On the same day, Brazil’s own central bank announced that forecasts for 2011 growth fell for the third week in a row to a median 3.84%.

The thing is, despite the growing power of Brazilian consumers and the rising middle class, Brazil’s economy is still very dependent on raw materials (like soybeans and iron ore, to name two). Thus, it’s growth is very dependant on global commodity prices — 47% of Brazil’s exports are considered “basic products.”

Morgan Stanley has been warning that this was going to be a problem for a while. The term is “growth mismatch.” It means that added consumer power doesn’t necessarily mean that GDP will grown in kind.

Via FT beyondbrics: “We thought people were misunderstanding the mismatch between very robust consumer demand and sluggish domestic production,” says grey Newman, the economist for Latin America at the bank. “Yes demand is there, but it is being met by imported products.”

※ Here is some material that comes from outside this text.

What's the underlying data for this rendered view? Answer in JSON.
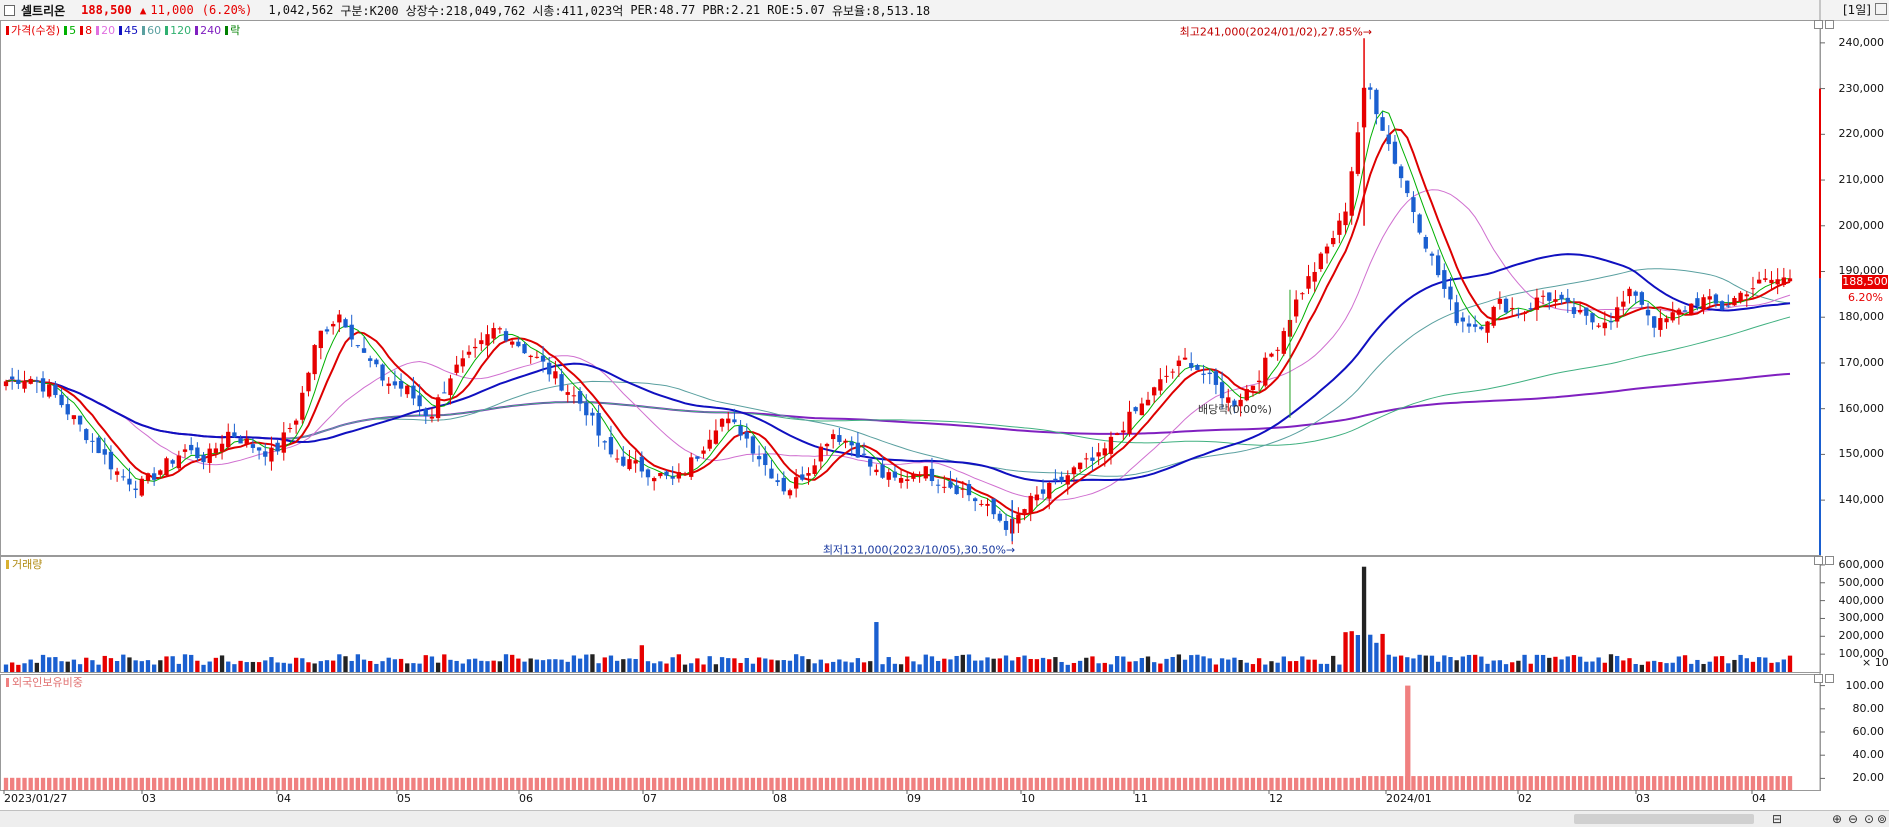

Bottom line: If global commodity demand stalls (let’s say, China slows down), Brazil is in serious trouble.